A number of challenges remain before this could hit the market, including scaling up the production, testing it on much larger groups of people, and figuring out how long the protection would last. Another issue is that the vaccine involved protection against only one major strain of the parasite, and it had to be administered intravenously, whereas almost all other vaccines are simply injected into the skin. Dr. Robert Seder, the principal investigator in the trial, knows there’s a lot of work ahead and says that a number of follow-up studies are planned.
This is not the only promising advance in malaria prevention in recent years.

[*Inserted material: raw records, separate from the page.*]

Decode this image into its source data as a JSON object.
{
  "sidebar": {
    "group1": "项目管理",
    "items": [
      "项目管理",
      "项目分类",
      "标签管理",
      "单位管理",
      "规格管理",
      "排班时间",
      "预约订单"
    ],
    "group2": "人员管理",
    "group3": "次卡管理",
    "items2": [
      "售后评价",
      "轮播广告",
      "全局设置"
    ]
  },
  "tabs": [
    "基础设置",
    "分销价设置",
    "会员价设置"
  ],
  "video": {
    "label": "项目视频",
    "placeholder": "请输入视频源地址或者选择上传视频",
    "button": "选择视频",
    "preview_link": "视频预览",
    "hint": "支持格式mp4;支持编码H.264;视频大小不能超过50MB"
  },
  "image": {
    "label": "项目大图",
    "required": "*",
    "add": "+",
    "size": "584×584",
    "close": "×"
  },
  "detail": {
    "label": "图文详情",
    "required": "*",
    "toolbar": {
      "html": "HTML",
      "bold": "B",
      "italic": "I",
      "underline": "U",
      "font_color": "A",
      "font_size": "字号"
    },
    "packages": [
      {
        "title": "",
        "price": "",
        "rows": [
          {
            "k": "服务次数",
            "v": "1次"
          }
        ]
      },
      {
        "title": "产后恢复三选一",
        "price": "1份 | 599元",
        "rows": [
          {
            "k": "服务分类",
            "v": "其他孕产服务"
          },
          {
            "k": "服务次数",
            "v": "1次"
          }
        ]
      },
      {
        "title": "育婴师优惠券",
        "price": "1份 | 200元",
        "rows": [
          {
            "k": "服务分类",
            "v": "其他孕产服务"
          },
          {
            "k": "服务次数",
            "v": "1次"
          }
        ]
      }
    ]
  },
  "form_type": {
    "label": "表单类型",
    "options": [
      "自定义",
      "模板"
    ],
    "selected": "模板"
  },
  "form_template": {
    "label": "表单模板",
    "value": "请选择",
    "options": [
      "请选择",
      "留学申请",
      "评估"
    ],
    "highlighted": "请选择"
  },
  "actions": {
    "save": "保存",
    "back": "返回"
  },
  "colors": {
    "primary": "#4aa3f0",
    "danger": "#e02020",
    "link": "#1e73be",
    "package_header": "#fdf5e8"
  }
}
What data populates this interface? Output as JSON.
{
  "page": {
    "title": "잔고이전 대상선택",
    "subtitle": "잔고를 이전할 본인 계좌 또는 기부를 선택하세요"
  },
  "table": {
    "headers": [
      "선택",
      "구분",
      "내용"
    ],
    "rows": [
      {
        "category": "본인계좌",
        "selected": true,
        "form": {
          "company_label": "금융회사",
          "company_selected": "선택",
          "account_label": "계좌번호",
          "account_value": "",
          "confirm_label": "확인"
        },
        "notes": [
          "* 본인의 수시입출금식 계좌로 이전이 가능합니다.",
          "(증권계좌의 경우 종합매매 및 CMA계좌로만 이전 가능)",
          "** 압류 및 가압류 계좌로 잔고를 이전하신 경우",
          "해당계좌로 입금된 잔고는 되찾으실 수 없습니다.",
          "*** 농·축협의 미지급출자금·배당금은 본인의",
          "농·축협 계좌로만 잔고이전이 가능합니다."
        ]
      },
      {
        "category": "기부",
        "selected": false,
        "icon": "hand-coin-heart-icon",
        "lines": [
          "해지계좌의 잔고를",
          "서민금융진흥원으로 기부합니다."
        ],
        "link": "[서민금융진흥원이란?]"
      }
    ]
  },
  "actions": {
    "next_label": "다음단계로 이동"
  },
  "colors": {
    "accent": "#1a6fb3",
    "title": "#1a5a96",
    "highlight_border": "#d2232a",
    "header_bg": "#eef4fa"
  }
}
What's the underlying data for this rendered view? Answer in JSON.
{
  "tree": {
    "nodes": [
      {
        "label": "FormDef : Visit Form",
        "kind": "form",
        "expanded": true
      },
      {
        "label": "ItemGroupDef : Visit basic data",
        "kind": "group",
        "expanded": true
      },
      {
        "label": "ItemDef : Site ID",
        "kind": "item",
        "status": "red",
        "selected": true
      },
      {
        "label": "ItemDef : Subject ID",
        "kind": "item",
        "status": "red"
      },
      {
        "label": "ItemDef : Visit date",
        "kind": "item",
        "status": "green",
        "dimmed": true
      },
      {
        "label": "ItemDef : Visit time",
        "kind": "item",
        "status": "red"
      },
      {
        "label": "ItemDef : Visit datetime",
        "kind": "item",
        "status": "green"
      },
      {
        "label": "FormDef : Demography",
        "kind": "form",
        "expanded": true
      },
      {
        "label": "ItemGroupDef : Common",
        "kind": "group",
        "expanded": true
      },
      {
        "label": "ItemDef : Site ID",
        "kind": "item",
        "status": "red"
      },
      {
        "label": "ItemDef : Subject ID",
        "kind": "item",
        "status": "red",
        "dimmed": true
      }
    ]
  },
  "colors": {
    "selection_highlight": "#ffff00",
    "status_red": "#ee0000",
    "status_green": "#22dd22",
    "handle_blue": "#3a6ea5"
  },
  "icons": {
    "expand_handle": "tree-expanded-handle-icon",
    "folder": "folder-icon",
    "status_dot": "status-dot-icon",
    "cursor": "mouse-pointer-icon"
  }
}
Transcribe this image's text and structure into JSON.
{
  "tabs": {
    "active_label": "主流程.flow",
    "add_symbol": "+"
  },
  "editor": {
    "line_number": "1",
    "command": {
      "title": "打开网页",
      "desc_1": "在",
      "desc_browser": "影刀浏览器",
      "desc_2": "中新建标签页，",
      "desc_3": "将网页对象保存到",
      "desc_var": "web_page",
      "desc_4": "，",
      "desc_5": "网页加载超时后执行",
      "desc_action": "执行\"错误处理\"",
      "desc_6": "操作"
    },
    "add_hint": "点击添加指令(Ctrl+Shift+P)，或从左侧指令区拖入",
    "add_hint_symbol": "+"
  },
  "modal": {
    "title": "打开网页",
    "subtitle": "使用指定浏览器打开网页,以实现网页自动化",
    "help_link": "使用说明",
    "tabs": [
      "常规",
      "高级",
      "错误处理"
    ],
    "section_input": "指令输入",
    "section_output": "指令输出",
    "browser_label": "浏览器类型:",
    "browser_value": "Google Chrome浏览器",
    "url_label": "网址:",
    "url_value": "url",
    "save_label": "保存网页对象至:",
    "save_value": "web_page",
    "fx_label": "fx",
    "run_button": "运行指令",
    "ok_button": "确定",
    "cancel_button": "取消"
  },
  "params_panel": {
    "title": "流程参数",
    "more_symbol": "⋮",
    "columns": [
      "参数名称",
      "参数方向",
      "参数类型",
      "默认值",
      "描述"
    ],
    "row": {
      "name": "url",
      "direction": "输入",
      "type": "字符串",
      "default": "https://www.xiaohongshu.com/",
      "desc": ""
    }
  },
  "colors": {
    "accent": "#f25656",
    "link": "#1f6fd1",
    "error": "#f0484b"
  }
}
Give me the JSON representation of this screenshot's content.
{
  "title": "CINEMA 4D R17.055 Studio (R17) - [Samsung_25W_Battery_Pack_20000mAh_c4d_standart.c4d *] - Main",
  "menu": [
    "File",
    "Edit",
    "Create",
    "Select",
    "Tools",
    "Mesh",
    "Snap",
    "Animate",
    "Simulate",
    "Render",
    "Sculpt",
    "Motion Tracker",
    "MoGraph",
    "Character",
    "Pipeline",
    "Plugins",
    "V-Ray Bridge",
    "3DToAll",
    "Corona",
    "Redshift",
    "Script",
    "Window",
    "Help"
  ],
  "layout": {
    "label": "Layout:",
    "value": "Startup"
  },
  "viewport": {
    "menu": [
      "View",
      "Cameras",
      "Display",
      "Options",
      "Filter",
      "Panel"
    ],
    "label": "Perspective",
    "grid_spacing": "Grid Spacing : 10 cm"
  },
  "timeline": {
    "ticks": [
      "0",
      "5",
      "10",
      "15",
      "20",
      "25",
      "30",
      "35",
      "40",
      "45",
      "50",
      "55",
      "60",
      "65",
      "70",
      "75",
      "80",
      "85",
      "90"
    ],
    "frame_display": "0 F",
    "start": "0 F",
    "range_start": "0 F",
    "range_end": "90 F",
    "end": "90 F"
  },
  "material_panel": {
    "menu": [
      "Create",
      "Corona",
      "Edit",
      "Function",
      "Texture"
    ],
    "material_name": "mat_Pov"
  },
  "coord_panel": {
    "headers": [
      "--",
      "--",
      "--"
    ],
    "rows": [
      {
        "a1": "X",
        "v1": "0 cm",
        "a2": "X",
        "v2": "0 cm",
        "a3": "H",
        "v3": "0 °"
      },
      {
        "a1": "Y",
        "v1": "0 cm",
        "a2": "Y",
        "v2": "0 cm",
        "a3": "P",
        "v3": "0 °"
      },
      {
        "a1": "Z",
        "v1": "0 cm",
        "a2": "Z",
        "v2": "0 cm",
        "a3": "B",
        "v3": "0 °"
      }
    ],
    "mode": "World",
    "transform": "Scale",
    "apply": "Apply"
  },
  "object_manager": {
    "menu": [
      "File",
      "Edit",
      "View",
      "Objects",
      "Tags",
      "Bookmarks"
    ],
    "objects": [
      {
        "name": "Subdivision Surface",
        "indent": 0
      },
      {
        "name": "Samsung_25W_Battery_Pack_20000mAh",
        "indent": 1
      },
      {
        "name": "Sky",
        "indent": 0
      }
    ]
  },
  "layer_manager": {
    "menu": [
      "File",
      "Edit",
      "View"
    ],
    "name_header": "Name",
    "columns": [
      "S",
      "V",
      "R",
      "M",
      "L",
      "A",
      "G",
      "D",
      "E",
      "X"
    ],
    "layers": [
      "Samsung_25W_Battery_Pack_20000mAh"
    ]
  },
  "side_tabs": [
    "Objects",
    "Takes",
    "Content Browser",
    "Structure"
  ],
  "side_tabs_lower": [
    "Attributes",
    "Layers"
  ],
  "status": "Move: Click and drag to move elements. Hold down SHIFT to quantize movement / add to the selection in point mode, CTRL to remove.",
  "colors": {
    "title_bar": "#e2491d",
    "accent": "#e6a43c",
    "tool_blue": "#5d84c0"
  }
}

With funding from the Bill and Melinda Gates Foundation, the drug company GlaxoSmithKline has been working on Mosquirix, and early results showed that three doses cut the infection risk in half for some children in a trial conducted in seven African countries. However, a more recent study forced scientists to temper their expectations.
Today, malaria prevention involves imperfect methods: pesticides and insect repellents, mosquito nets, and for travelers to tropical nations, drugs that can reduce their risk of the contracting disease.
But one of the cheapest and once common preventative drugs, Lariam, is falling out of favor because of a high chance of severe neurological side effects, including hallucinations and violence. In The New York Times this week, David Stuart MacLean, author of an upcoming memoir, writes about the complete, lifelong amnesia he has suffered after a three-day mental fit after taking Lariam when traveling in India.
He offers relevant words of caution we should all consider when contemplating any kind of new drug or cure:
"Science is a journey, but commerce turns it into a destination. Science works by making mistakes and building off those mistakes to make new mistakes and new discoveries. Commerce hates mistakes; mistakes involve liability. A new miracle drug is found and heralded and defended until it destroys enough lives to make it economically inconvenient to those who created it."